What happens when architecture professionals find out that they don’t like to be architects? For those of who are fresh out of design school and only just starting your careers, you may be thinking that this won’t ever apply to you. But it happens more often than you realise, and even among those who are mid-way through their careers.

The question is, if you find yourself in such a situation what do you do next?


Why So Many Architects Are So Unhappy

Though every person’s story is unique, there is a common theme among the dissatisfied, disgruntled, disenfranchised architecture professionals I’ve spoken to. It usually goes something like this:

Passionate young architecture graduates fresh out of university are focused on the creative design side of architecture. But when they get a job, they are greeted with a rather “unpleasant” surprise. All these young architects seem to be doing is sitting in the office, learning to manage projects and pushing paperwork. If the candidates took the time to master modelling and design software, such as Revit and AutoCAD, then they find themselves sitting in front of a computer all day cranking out “standardised” designs or making modifications on someone else’s work. There is also the constant pressure, particularly at larger firms, to do more and work harder with less, for less.

These young candidates may have started their first real jobs full of enthusiasm, but then realise quite quickly that they don’t enjoy the work one bit. They may push their feelings aside, thinking the problem is just that they are new. If the firm they work for is well-known, then there is even more incentive to ignore what they are feeling. After all, it took a lot of time, energy, and money to get to this place.

Eventually, they may be moved to change firms, but the same feeling of discontent follows them around. Finally, it gets too much for them to handle, and they begin to consider what to do next.

If the candidate is young, then there are many options for what to do next. If the architect is a bit older (and there are plenty of mid-career architects out there who managed to plough through their positions for several years), then they really have to be strategic.


So, What Do You Do Now?

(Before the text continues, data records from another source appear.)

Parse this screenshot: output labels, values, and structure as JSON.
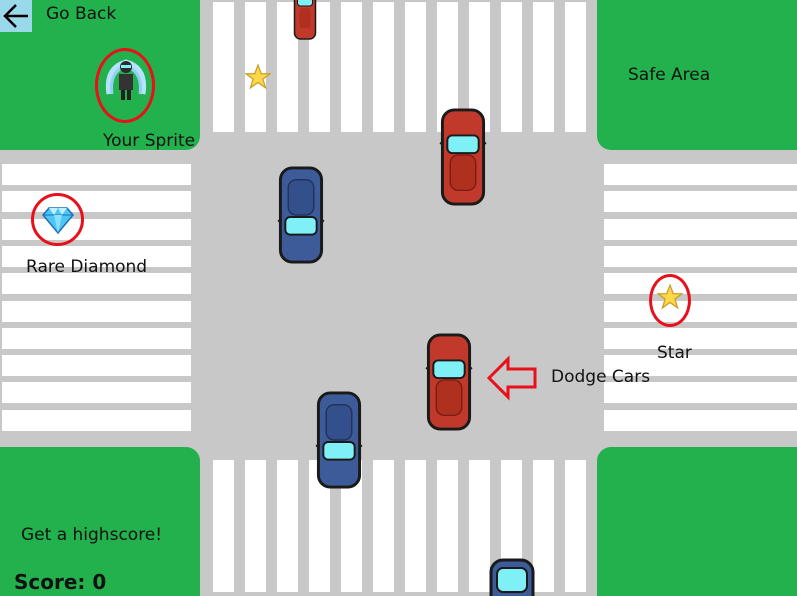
{
  "nav": {
    "back_label": "Go Back"
  },
  "labels": {
    "sprite": "Your Sprite",
    "diamond": "Rare Diamond",
    "safe": "Safe Area",
    "star": "Star",
    "dodge": "Dodge Cars",
    "highscore": "Get a highscore!"
  },
  "score": {
    "label": "Score:",
    "value": 0,
    "text": "Score: 0"
  },
  "icons": {
    "back": "arrow-left-icon",
    "sprite": "player-sprite",
    "diamond": "diamond-icon",
    "star": "star-icon",
    "hint_arrow": "arrow-left-outline-icon"
  },
  "cars": [
    {
      "id": "red-car-top",
      "color": "red",
      "direction": "down"
    },
    {
      "id": "red-car-upper-lane",
      "color": "red",
      "direction": "down"
    },
    {
      "id": "blue-car-upper",
      "color": "blue",
      "direction": "up"
    },
    {
      "id": "red-car-lower",
      "color": "red",
      "direction": "down"
    },
    {
      "id": "blue-car-lower",
      "color": "blue",
      "direction": "up"
    },
    {
      "id": "blue-car-bottom",
      "color": "blue",
      "direction": "up"
    }
  ],
  "colors": {
    "grass": "#22b14c",
    "road": "#c8c8c8",
    "crosswalk": "#ffffff",
    "highlight_ring": "#e8101b",
    "back_button_bg": "#99d9ea",
    "car_red": "#c0392b",
    "car_blue": "#3d5a99",
    "car_glass": "#7ff0f5"
  }
}
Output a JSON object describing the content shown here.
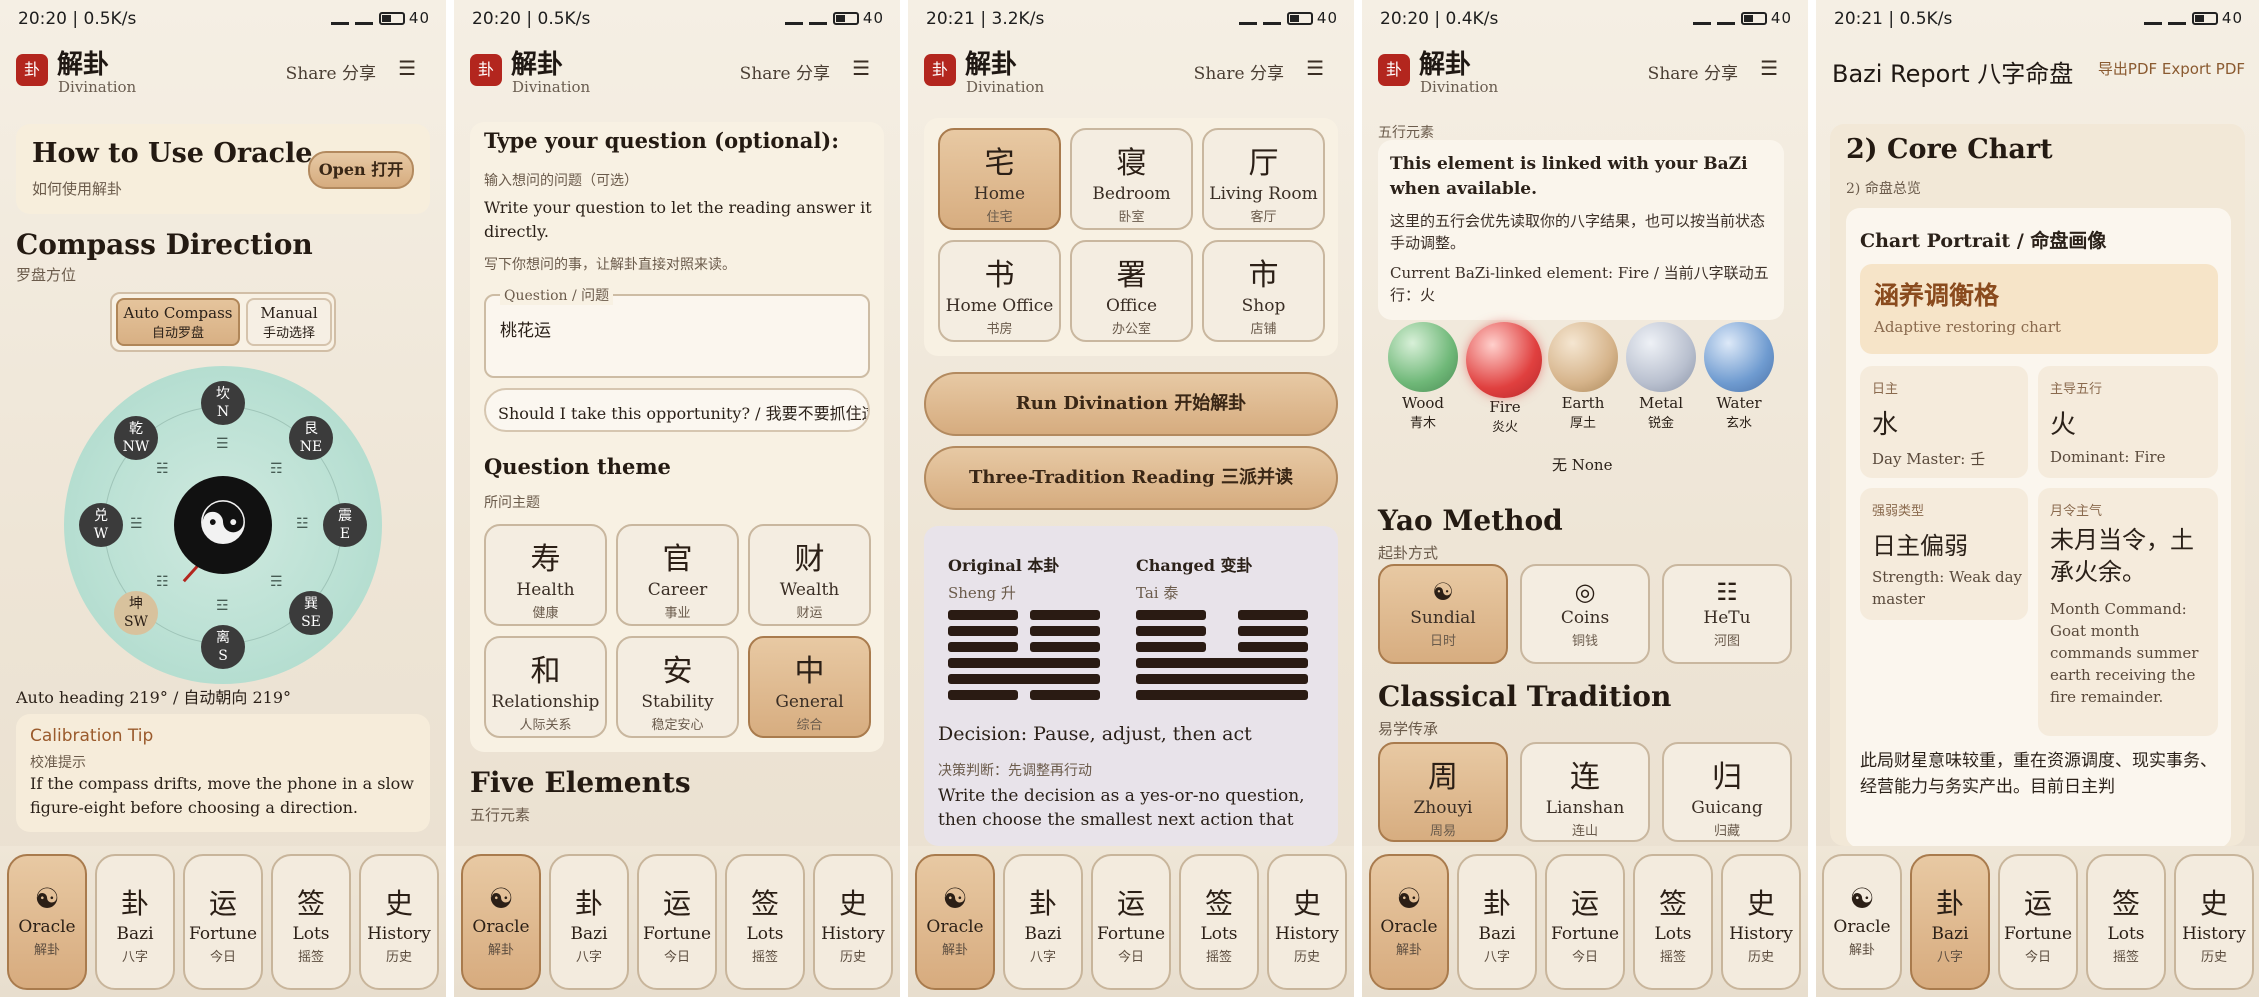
{
  "status": [
    {
      "time": "20:20 | 0.5K/s",
      "battery": "40"
    },
    {
      "time": "20:20 | 0.5K/s",
      "battery": "40"
    },
    {
      "time": "20:21 | 3.2K/s",
      "battery": "40"
    },
    {
      "time": "20:20 | 0.4K/s",
      "battery": "40"
    },
    {
      "time": "20:21 | 0.5K/s",
      "battery": "40"
    }
  ],
  "app": {
    "title": "解卦",
    "subtitle": "Divination",
    "share": "Share 分享",
    "menu_icon": "☰",
    "logo_glyph": "卦"
  },
  "nav": [
    {
      "icon": "☯",
      "en": "Oracle",
      "cn": "解卦"
    },
    {
      "icon": "卦",
      "en": "Bazi",
      "cn": "八字"
    },
    {
      "icon": "运",
      "en": "Fortune",
      "cn": "今日"
    },
    {
      "icon": "签",
      "en": "Lots",
      "cn": "摇签"
    },
    {
      "icon": "史",
      "en": "History",
      "cn": "历史"
    }
  ],
  "p1": {
    "how_title": "How to Use Oracle",
    "how_sub": "如何使用解卦",
    "open_btn": "Open 打开",
    "compass_title": "Compass Direction",
    "compass_sub": "罗盘方位",
    "auto_en": "Auto Compass",
    "auto_cn": "自动罗盘",
    "manual_en": "Manual",
    "manual_cn": "手动选择",
    "dirs": [
      {
        "cn": "坎",
        "en": "N"
      },
      {
        "cn": "艮",
        "en": "NE"
      },
      {
        "cn": "震",
        "en": "E"
      },
      {
        "cn": "巽",
        "en": "SE"
      },
      {
        "cn": "离",
        "en": "S"
      },
      {
        "cn": "坤",
        "en": "SW"
      },
      {
        "cn": "兑",
        "en": "W"
      },
      {
        "cn": "乾",
        "en": "NW"
      }
    ],
    "trigram_symbols": [
      "☰",
      "☶",
      "☳",
      "☴",
      "☲",
      "☷",
      "☱",
      "☵"
    ],
    "center_glyph": "☯",
    "heading": "Auto heading 219° / 自动朝向 219°",
    "calib_title": "Calibration Tip",
    "calib_sub": "校准提示",
    "calib_text": "If the compass drifts, move the phone in a slow figure-eight before choosing a direction."
  },
  "p2": {
    "q_title": "Type your question (optional):",
    "q_sub": "输入想问的问题（可选）",
    "q_desc_en": "Write your question to let the reading answer it directly.",
    "q_desc_cn": "写下你想问的事，让解卦直接对照来读。",
    "q_label": "Question / 问题",
    "q_value": "桃花运",
    "suggestion": "Should I take this opportunity? / 我要不要抓住这个",
    "theme_title": "Question theme",
    "theme_sub": "所问主题",
    "themes": [
      {
        "big": "寿",
        "en": "Health",
        "cn": "健康"
      },
      {
        "big": "官",
        "en": "Career",
        "cn": "事业"
      },
      {
        "big": "财",
        "en": "Wealth",
        "cn": "财运"
      },
      {
        "big": "和",
        "en": "Relationship",
        "cn": "人际关系"
      },
      {
        "big": "安",
        "en": "Stability",
        "cn": "稳定安心"
      },
      {
        "big": "中",
        "en": "General",
        "cn": "综合"
      }
    ],
    "five_title": "Five Elements",
    "five_sub": "五行元素"
  },
  "p3": {
    "places": [
      {
        "big": "宅",
        "en": "Home",
        "cn": "住宅"
      },
      {
        "big": "寝",
        "en": "Bedroom",
        "cn": "卧室"
      },
      {
        "big": "厅",
        "en": "Living Room",
        "cn": "客厅"
      },
      {
        "big": "书",
        "en": "Home Office",
        "cn": "书房"
      },
      {
        "big": "署",
        "en": "Office",
        "cn": "办公室"
      },
      {
        "big": "市",
        "en": "Shop",
        "cn": "店铺"
      }
    ],
    "run_btn": "Run Divination 开始解卦",
    "three_btn": "Three-Tradition Reading 三派并读",
    "orig_label": "Original 本卦",
    "orig_name": "Sheng 升",
    "changed_label": "Changed 变卦",
    "changed_name": "Tai 泰",
    "decision": "Decision: Pause, adjust, then act",
    "decision_cn": "决策判断：先调整再行动",
    "decision_desc": "Write the decision as a yes-or-no question, then choose the smallest next action that"
  },
  "p4": {
    "top_label": "五行元素",
    "tip_title": "This element is linked with your BaZi when available.",
    "tip_cn": "这里的五行会优先读取你的八字结果，也可以按当前状态手动调整。",
    "tip_current": "Current BaZi-linked element: Fire / 当前八字联动五行：火",
    "elements": [
      {
        "en": "Wood",
        "cn": "青木",
        "color": "#6fb878"
      },
      {
        "en": "Fire",
        "cn": "炎火",
        "color": "#e0403f"
      },
      {
        "en": "Earth",
        "cn": "厚土",
        "color": "#d6b48b"
      },
      {
        "en": "Metal",
        "cn": "锐金",
        "color": "#b9c0cf"
      },
      {
        "en": "Water",
        "cn": "玄水",
        "color": "#6f9bd0"
      }
    ],
    "none_label": "无 None",
    "yao_title": "Yao Method",
    "yao_sub": "起卦方式",
    "methods": [
      {
        "icon": "☯",
        "en": "Sundial",
        "cn": "日时"
      },
      {
        "icon": "◎",
        "en": "Coins",
        "cn": "铜钱"
      },
      {
        "icon": "☷",
        "en": "HeTu",
        "cn": "河图"
      }
    ],
    "class_title": "Classical Tradition",
    "class_sub": "易学传承",
    "traditions": [
      {
        "big": "周",
        "en": "Zhouyi",
        "cn": "周易"
      },
      {
        "big": "连",
        "en": "Lianshan",
        "cn": "连山"
      },
      {
        "big": "归",
        "en": "Guicang",
        "cn": "归藏"
      }
    ]
  },
  "p5": {
    "title": "Bazi Report 八字命盘",
    "export": "导出PDF Export PDF",
    "core_title": "2) Core Chart",
    "core_sub": "2) 命盘总览",
    "portrait_title": "Chart Portrait / 命盘画像",
    "portrait_name": "涵养调衡格",
    "portrait_en": "Adaptive restoring chart",
    "cells": [
      {
        "label": "日主",
        "value": "水",
        "desc": "Day Master: 壬"
      },
      {
        "label": "主导五行",
        "value": "火",
        "desc": "Dominant: Fire"
      },
      {
        "label": "强弱类型",
        "value": "日主偏弱",
        "desc": "Strength: Weak day master"
      },
      {
        "label": "月令主气",
        "value": "未月当令，土承火余。",
        "desc": "Month Command: Goat month commands summer earth receiving the fire remainder."
      }
    ],
    "summary": "此局财星意味较重，重在资源调度、现实事务、经营能力与务实产出。目前日主判"
  }
}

If you have been following me for a while, then you know that I’m a big fan of those who actively take their career development in their own hands. Part of this means seeking out the career opportunities that already surround you. Many disenfranchised architecture professionals are still interested in the field, and if they’ve been around for a while (5+ years), they’ve already built up connections and learned about the industry from the inside. This is all extremely valuable going forward.

If you fit this description, then the very first thing for you to do is to rethink your career goals. Remind yourself of why you got into the field in the first place. Then, see what areas would match those ideals.

You basically have two options:

  1. Look for Something Directly in the Field. If you still want to tap into your creativity, then specialise. Take interior design, for example. Being an architect means you will have plenty of transferable skills when it comes to interior design. Interior designers deal much more with the end user, and will typically specialise in specific areas. This means they are able to maximise their impact on a given project. They also work closely with architects.

On the other hand, if you are looking for a break from design side, but don’t want to give up on the field, then there are plenty of professional architecture jobs for non-architects and designers. This process can start by looking at the options within your current firm. How do you feel about research and design, marketing, or project management?

  1. Go a Bit Outside of the Field. Completing a degree in architecture and getting the necessary licenses and training can be a long and arduous process. But what happens if you decide 5 to 10 years out that you actually don’t want to be around architects at all? Here are some related careers that will allow you to transfer your skills and background:
  •      Landscape Architecture. Design outdoor landscapes that include elements, such as infrastructure, public areas, agriculture, and natural resources.
  •      Restoration Architecture. Focus on the conservation and restoration of historical buildings and other artifacts.
  •      Industrial Design. Design products and objects that are to be manufactured through techniques of mass production
  •      Furniture Design. Create innovative furniture designs for all kinds of spaces, uses, and materials.
  •      Graphic Design. Design images and graphics to be used in a wide variety of mediums.
  •      Video Game Design. Constructing the virtual architecture of a video game.
  •      Architecture photography. Capture a space’s composition, colour, environment and experience through a lens.

Bottom line: if you’re an architect and you have come to hate what you do, it’s not the end of the road (nor your career), and you certainly aren’t alone. With a little creativity and an open mind, this situation could turn into a stepping stone to something much more fulfilling.